Instructions to follow ::
Once you find a line containing the word "JSON" in the entries below, copy it.

(Records from a data source)
_ _ _ _ _

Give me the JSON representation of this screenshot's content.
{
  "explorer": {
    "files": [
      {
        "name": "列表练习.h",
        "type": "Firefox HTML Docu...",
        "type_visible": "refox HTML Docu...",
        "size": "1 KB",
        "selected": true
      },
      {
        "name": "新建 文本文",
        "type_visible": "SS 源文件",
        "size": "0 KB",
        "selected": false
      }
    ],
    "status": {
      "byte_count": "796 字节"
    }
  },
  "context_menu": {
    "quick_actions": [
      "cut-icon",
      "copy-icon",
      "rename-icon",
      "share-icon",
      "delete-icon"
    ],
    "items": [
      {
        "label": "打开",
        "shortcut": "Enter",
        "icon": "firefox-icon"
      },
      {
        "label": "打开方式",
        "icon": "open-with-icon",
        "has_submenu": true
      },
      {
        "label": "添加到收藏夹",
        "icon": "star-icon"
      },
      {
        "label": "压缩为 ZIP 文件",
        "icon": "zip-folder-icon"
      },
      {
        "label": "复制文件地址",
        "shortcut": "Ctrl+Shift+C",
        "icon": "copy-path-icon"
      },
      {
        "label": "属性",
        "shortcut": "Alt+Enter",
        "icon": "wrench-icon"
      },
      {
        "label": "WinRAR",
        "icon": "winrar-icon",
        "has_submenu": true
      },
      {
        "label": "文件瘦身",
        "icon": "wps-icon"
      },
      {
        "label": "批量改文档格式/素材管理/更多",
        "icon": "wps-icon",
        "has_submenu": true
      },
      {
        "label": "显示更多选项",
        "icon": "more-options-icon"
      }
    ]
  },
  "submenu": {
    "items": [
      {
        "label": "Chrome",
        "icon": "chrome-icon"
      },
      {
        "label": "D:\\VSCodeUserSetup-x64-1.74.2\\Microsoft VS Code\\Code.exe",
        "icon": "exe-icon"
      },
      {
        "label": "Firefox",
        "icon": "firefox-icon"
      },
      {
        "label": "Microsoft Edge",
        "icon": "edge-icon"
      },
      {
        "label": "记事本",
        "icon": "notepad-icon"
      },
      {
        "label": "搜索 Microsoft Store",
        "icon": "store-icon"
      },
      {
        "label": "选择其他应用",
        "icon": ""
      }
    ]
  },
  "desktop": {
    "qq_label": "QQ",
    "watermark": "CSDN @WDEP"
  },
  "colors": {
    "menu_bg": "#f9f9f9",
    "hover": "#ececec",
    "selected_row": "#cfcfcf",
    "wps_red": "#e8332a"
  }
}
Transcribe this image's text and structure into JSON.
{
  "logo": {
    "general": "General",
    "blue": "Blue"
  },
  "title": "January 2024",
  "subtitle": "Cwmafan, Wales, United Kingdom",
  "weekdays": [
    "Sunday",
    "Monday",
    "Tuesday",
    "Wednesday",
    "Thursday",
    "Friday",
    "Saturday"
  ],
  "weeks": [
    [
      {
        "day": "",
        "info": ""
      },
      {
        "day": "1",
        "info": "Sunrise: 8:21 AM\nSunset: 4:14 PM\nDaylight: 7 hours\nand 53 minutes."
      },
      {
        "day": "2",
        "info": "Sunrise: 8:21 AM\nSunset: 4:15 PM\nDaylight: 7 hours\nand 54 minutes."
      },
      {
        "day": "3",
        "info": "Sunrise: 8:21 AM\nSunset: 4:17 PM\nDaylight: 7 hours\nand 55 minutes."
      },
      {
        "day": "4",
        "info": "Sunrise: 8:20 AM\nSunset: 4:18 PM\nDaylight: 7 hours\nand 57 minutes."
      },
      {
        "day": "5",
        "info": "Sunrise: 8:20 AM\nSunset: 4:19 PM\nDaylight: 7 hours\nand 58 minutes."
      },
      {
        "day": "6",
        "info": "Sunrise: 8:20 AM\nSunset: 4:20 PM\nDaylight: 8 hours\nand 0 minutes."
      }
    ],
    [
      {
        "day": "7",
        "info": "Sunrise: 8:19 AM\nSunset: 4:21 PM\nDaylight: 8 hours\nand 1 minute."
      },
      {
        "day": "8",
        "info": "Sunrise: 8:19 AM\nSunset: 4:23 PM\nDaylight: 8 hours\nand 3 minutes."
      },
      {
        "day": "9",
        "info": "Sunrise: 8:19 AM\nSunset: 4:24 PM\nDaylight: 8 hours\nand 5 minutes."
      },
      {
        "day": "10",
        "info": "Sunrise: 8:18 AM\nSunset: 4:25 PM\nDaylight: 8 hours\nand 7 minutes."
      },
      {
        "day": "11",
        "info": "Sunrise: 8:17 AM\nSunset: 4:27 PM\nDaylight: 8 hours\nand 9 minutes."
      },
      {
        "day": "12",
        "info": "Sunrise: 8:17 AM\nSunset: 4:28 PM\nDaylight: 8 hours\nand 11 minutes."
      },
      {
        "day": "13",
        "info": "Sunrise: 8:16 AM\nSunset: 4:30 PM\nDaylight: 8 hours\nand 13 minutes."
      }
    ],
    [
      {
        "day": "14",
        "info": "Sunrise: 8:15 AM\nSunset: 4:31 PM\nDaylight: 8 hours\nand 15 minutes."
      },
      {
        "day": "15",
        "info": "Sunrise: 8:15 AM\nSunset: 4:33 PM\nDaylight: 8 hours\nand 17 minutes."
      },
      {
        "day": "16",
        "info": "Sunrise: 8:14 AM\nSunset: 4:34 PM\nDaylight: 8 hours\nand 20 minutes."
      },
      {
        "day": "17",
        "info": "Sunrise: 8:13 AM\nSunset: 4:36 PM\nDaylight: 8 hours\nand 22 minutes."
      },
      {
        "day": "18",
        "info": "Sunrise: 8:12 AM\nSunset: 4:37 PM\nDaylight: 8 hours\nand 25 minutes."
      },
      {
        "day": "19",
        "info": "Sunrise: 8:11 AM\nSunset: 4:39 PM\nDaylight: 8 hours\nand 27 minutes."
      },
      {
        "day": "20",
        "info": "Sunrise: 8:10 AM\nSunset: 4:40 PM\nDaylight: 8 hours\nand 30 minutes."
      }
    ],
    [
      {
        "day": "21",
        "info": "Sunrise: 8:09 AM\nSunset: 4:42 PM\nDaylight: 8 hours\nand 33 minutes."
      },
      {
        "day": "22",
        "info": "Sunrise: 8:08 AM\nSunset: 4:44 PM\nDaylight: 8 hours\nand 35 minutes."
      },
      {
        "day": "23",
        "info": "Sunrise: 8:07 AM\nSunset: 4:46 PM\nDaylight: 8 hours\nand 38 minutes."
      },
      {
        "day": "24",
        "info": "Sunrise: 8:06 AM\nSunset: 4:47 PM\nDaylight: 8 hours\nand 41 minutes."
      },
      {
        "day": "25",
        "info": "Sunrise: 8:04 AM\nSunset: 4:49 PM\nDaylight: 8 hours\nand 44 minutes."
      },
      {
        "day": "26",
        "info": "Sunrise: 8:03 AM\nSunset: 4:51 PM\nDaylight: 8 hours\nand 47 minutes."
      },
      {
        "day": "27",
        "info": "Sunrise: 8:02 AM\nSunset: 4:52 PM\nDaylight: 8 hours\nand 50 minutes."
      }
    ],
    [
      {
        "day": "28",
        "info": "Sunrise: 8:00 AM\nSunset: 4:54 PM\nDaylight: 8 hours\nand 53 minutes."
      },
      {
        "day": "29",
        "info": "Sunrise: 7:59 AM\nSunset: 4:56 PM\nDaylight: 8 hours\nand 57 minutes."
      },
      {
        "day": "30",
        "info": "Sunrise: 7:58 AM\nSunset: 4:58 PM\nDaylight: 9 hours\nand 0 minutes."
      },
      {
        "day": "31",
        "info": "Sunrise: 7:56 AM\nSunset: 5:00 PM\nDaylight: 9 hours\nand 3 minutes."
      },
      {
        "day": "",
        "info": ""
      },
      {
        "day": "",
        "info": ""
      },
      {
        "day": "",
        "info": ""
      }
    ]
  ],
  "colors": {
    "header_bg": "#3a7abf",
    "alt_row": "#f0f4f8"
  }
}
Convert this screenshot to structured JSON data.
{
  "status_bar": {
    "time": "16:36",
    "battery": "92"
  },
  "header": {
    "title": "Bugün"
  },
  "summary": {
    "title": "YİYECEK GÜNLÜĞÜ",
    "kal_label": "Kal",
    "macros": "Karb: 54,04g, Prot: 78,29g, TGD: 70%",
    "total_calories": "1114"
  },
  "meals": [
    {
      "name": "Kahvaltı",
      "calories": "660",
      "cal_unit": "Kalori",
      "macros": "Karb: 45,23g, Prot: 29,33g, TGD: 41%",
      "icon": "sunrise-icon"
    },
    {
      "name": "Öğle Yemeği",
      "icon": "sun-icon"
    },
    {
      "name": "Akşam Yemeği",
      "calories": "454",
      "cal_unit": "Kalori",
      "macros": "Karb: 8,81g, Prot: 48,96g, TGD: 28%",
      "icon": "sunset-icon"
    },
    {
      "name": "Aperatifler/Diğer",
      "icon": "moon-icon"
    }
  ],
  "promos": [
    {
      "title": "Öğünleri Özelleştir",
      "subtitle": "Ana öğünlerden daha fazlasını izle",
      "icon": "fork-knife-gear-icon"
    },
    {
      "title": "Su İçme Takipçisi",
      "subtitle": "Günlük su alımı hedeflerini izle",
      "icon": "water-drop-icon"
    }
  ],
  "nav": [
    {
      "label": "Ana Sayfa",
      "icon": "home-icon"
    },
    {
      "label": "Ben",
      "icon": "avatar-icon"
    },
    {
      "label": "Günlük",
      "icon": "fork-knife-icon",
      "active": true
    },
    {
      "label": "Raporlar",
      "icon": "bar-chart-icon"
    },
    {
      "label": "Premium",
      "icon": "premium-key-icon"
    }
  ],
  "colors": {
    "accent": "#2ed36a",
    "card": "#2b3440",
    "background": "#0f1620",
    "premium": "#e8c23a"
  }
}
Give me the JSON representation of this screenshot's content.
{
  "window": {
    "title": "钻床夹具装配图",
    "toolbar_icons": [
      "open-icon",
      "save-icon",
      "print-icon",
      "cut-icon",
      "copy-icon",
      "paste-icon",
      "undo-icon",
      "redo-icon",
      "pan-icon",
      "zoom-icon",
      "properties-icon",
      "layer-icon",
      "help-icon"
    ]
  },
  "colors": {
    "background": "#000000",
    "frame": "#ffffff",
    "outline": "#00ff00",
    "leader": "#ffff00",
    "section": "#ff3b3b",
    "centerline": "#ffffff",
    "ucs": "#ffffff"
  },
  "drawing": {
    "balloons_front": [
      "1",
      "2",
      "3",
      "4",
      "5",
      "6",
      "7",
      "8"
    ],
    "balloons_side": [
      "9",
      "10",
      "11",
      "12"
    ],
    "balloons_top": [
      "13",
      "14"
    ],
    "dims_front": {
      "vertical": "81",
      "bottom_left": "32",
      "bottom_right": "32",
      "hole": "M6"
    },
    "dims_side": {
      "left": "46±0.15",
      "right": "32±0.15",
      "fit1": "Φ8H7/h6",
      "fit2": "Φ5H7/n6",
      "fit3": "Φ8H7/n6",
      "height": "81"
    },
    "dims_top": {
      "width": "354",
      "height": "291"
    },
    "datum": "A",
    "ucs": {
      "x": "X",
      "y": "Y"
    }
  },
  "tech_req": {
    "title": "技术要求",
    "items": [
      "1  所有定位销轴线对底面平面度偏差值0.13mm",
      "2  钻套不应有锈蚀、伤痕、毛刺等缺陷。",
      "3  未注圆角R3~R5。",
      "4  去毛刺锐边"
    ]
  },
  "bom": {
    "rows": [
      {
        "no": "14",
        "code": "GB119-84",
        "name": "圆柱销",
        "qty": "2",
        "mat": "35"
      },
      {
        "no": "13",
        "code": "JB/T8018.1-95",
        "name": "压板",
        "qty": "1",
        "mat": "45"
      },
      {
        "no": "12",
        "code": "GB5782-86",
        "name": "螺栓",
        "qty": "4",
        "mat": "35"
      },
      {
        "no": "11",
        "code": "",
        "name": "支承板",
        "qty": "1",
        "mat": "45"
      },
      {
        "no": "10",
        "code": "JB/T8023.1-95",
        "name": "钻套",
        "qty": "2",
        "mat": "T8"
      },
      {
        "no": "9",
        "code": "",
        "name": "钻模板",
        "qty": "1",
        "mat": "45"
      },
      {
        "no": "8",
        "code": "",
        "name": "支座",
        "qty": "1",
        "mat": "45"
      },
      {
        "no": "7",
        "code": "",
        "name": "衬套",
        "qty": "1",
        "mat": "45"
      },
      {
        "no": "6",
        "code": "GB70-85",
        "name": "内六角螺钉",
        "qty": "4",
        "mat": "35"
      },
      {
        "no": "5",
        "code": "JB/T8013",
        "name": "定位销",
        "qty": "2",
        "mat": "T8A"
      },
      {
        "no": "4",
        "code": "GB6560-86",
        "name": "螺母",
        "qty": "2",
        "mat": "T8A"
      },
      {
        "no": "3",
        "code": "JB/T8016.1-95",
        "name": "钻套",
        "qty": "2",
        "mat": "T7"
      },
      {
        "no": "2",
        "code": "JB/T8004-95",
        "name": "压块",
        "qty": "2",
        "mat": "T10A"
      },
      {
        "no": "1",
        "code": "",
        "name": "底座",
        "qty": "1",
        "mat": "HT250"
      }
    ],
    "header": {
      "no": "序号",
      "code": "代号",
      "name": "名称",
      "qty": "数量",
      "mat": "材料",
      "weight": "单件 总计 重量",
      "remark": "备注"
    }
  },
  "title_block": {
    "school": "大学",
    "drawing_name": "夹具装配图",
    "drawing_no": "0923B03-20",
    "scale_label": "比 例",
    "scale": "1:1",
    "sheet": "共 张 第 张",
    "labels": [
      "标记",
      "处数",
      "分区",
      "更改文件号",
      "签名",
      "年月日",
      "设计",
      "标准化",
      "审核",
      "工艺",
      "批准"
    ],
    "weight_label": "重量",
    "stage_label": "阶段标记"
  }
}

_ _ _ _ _

Answer for the task ::
Give me the JSON representation of this screenshot's content.
Transcribe this image's text and structure into JSON.
Convert this screenshot to structured JSON data.
Give me the JSON representation of this screenshot's content.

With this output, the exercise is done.